std::format from scratch, part 3

This is a continuation of yesterday’s post, std::format from scratch, part 2.” We’ve already seen how to specialize std::formatter<Widget> so that we can std::format("{}", w), and how to implement format specifiers so that we can std::format("{:a}", w). Today we’re going to implement an "{:La}" format specifier that does locale-sensitive sorting.

First of all: Locales are terrible. Nothing about this has changed in C++20. You shouldn’t make any of your program’s behavior locale-dependent, if you can possibly help it.

Still, for built-in types (such as floats), std::format generally permits you to opt into locale-dependent formatting behavior (such as the European use of , for decimal point) via the L specifier. There are two sides to this support:

  • The caller may pass a std::locale object as the first argument of std::format. If they do, it will be retrievable from the format_context as ctx.locale(). Otherwise, ctx.locale() will return std::locale() — a copy of the global locale.

  • Each format specifier may opt in to locale-dependent formatting by including the L specifier. (This is just a convention, but it’s one you should follow, too.) Specifiers without L do locale-independent formatting. Specifiers with L do locale-dependent formatting according to ctx.locale().

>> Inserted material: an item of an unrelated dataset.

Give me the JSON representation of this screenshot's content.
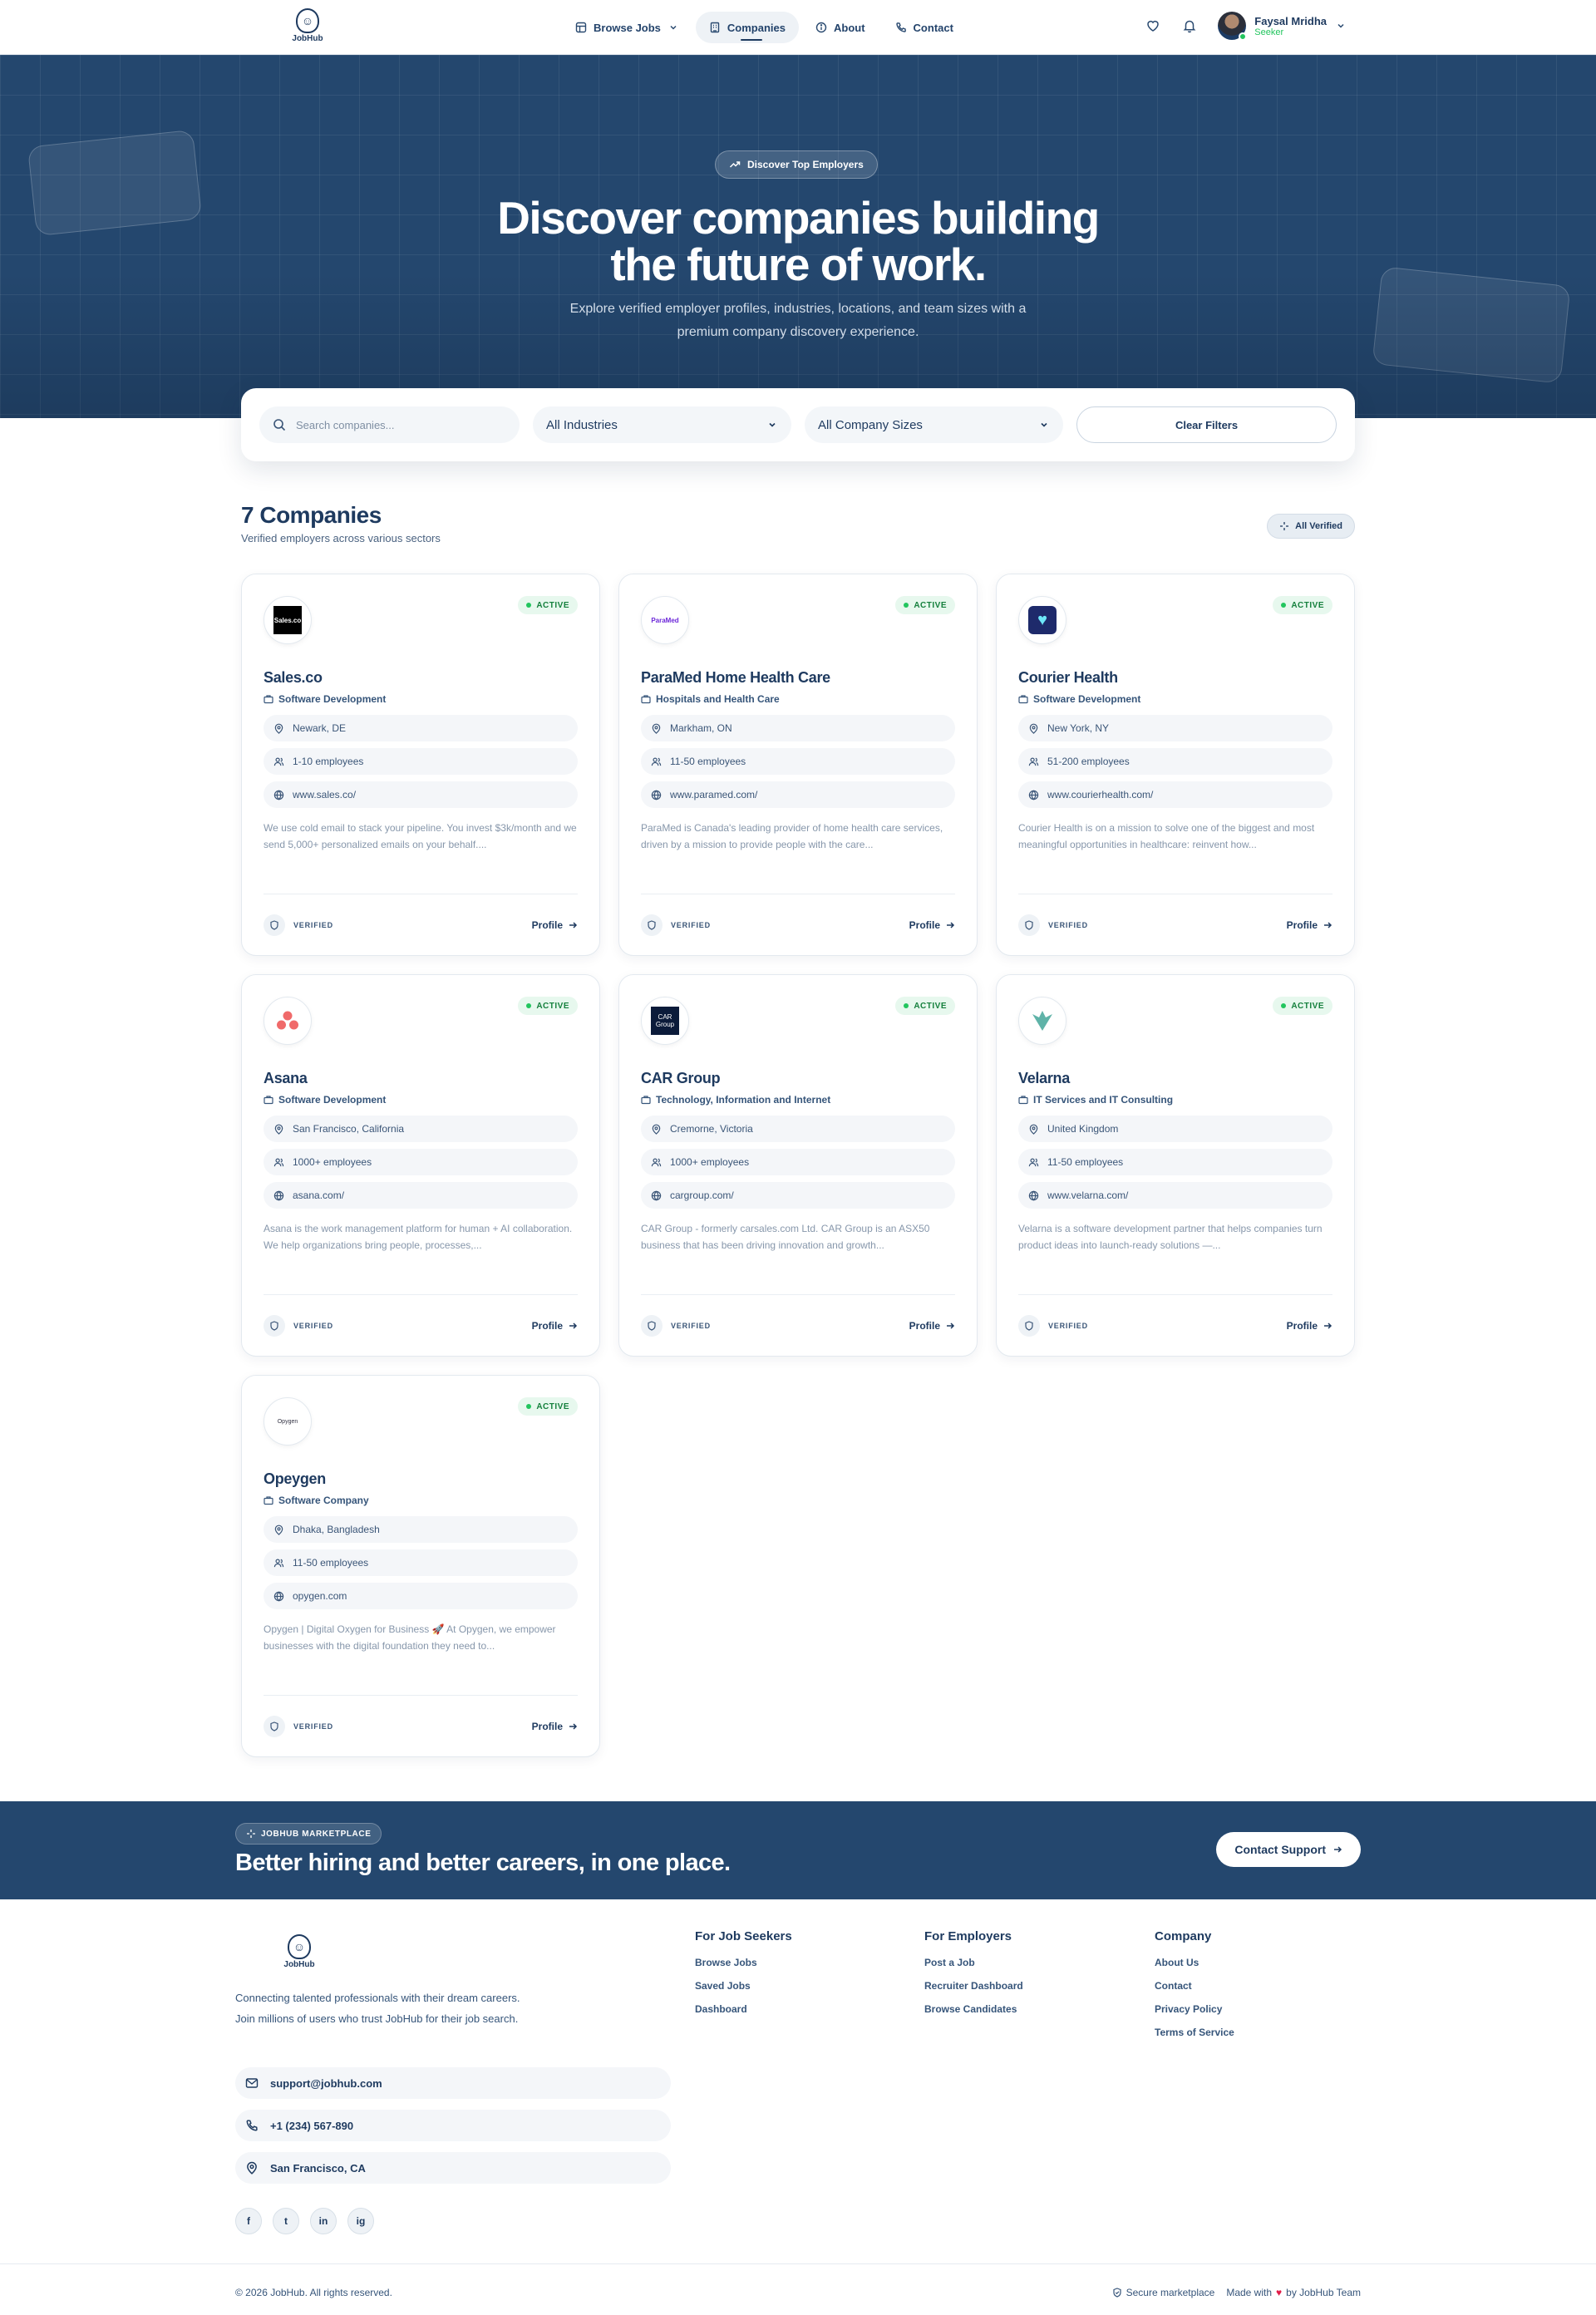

In other words, std::format("foo", args...) always behaves the same as std::format(std::locale(), "foo", args...). And std::format(loc, "foo", args...) ignores the locale except for format-specifiers that involve L.

  • std::format("{:.2f}", 3.14) is invariably "3.14"
  • std::format(std::locale("en_US"), "{:.2Lf}", 3.14) is invariably "3.14"
  • std::format(std::locale("da_DK"), "{:.2Lf}", 3.14) is invariably "3,14"
  • std::format("{:.2Lf}", 3.14) is "3.14" or "3,14" depending on the current locale

Let’s implement a formatter for Widget with the following behavior:

  • std::format("{:a}", w) sorts according to the "C" locale (as we did yesterday)
  • std::format(std::locale("en_US"), "{:La}", w) sorts according to the "en_US" locale
  • std::format(std::locale("da_DK"), "{:La}", w) sorts according to the "da_DK" locale
  • std::format("{:La}", w) sorts according to the current locale

Implement it!

We change our format_sorted_to method to take a comparator (Godbolt):

  template<class It, class Comp>
  It format_sorted_to(It out, Comp less) const {
    const char *delim = "Widget({";
    auto copy = names_;
    std::ranges::sort(copy, less);
    for (const auto& name : copy) {
      out = std::format_to(out, "{}\"{}\"", std::exchange(delim, ", "), name);
    return std::format_to(out, "}})"); // an escaped "})"

Then we change our std::formatter specialization to pass either std::less<>() (for ordinary ASCIIbetical sort order) or ctx.locale() (the locale argument, if any, passed by the caller of std::format). Conveniently, std::locale is usable as a comparator.

struct std::formatter<Widget> {
  bool alphabetize_ = false;
  bool use_locale_ = false;
  constexpr auto parse(const std::format_parse_context& ctx) {
    auto it = ctx.begin();
    if (it != ctx.end() && *it == 'L') {
      use_locale_ = true;
    if (it != ctx.end() && *it == 'a') {
      alphabetize_ = true;
    if (it != ctx.end() && *it != '}') {
      throw std::format_error("invalid format for Widget");
    return it;
  template<class FormatContext>
  auto format(const Widget& rhs, FormatContext& ctx) const {
    if (alphabetize_ && use_locale_) {
      return rhs.format_sorted_to(ctx.out(), ctx.locale());
    } else if (alphabetize_) {
      return rhs.format_sorted_to(ctx.out(), std::less<>());
    } else {
      return rhs.format_to(ctx.out());

Finally, we add a main for testing:

int main() {
  std::locale::global(std::locale("")); // use the environment's locale

  Widget w({"Håvard", "Howard", "Harold"});
  std::cout << std::format("{} with {{}}\n", w);
  std::cout << std::format("{:a} with {{:a}}\n", w);
  std::cout << std::format("{:La} with {{:La}} in current locale\n", w);
  std::cout << std::format(std::locale("da_DK"), "{:La} with {{:La}} in Danish locale\n", w);

When invoked with environment variables selecting an unusual locale, this prints:

$ LC_ALL=en_US.ISO8859-1 ./a.out
Widget({"Håvard", "Howard", "Harold"}) with {}
Widget({"Harold", "Howard", "Håvard"}) with {:a}
Widget({"Håvard", "Harold", "Howard"}) with {:La} in current locale
Widget({"Harold", "Håvard", "Howard"}) with {:La} in Danish locale

That concludes my three-day, three-part blog series on std::format. I hope you enjoyed it!

To start again at the beginning, go back to part 1.

Posted 2023-04-23